Why? Because when it comes to at-home workouts, there's only so much you can do in VR without spatial awareness of your floor and free hands. Fundamental HIIT moves like burpees don't work when the headset can't possibly track where the rest of your body will jut out of the Guardian barrier; you're liable to break something or hurt yourself with an ill-timed drop. 

You can't safely hold and lift weights, even small ones, because you can't actually see them — and you're probably holding Touch controllers anyway.

Screenshot of someone working out while wearing the Meta Quest 3 during the Meta Connect 2023 livestream

(Image credit: Meta)

The Quest 3 has a depth sensor for better hand tracking and visual recognition of how close or far you are from something. Crisp full-color passthrough ensures you can check where your yoga mat is before dropping down to do some push-ups — so long as you're careful not to smash the headset into the floor — or walk over to your weight rack and grab the right size. And it even has better venting than the Quest 2 to hopefully prevent your face from getting too sweaty.

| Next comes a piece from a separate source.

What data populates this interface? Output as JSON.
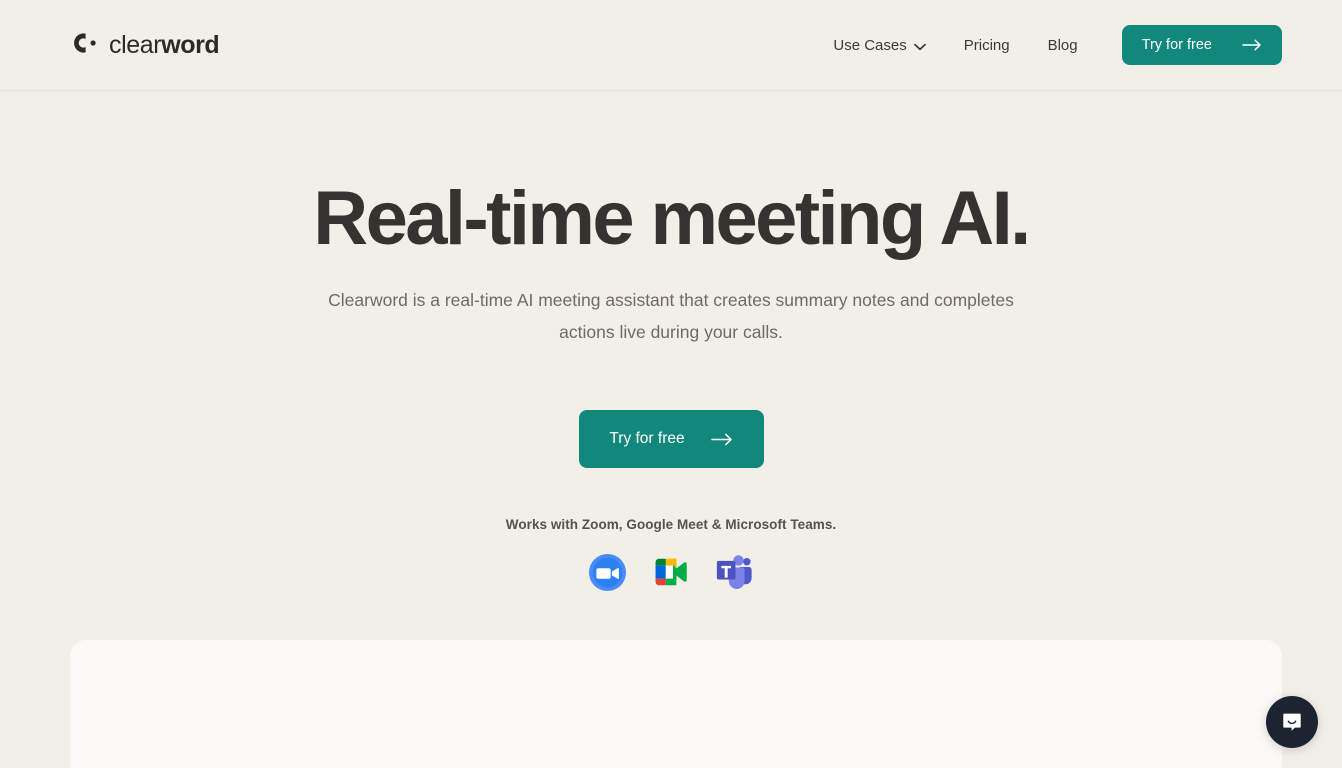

My main question is whether or not the Quest 3's built-in accelerometer or cameras have the smarts to recognize specific body-weight workout motions like a fitness smartwatch can. But in theory, you could follow a fitness training video in the headset and see real-time heart rate data and your current score in the corner as you switch between punching targets and completing planks and crunches.

My second question: will developers make mixed-reality-only experiences? Because the Quest 2's black-and-white passthrough falls short of the Quest 3 with 10X fewer pixels, an MR exercise app would be both nauseating and unsafe, defeating the purpose. So, any MR exercise app couldn't target the 20 million Quest 2 owners out there.

So, really, whether or not the Quest 3 lives up to its MR potential as a cross-training tool depends on how well it sells since a larger audience incentivizes developers to target it alone. For now, my hope is that Meta is already taking advantage of its Supernatural ownership to start making its own Quest 3-exclusive MR workouts.

Michael L Hicks
Senior Editor, VR/AR and fitness

Michael is Android Central's resident expert on fitness tech and wearables, with an enthusiast's love of VR tech on the side. After years freelancing for Techradar, Wareable, Windows Central, Digital Trends, and other sites on a variety of tech topics, AC has given him the chance to really dive into the topics he's passionate about. He's also a semi-reformed Apple-to-Android user who loves D&D, Star Wars, and Lord of the Rings.

For wearables, Michael has tested dozens of smartwatches from Garmin, Fitbit, Samsung, Apple, COROS, Polar, Amazfit, and other brands, and will always focus on recommending the best product over the best brand. He's also completed marathons like NYC, SF, Marine Corps, Big Sur, and California International — though he's still trying to break that 4-hour barrier.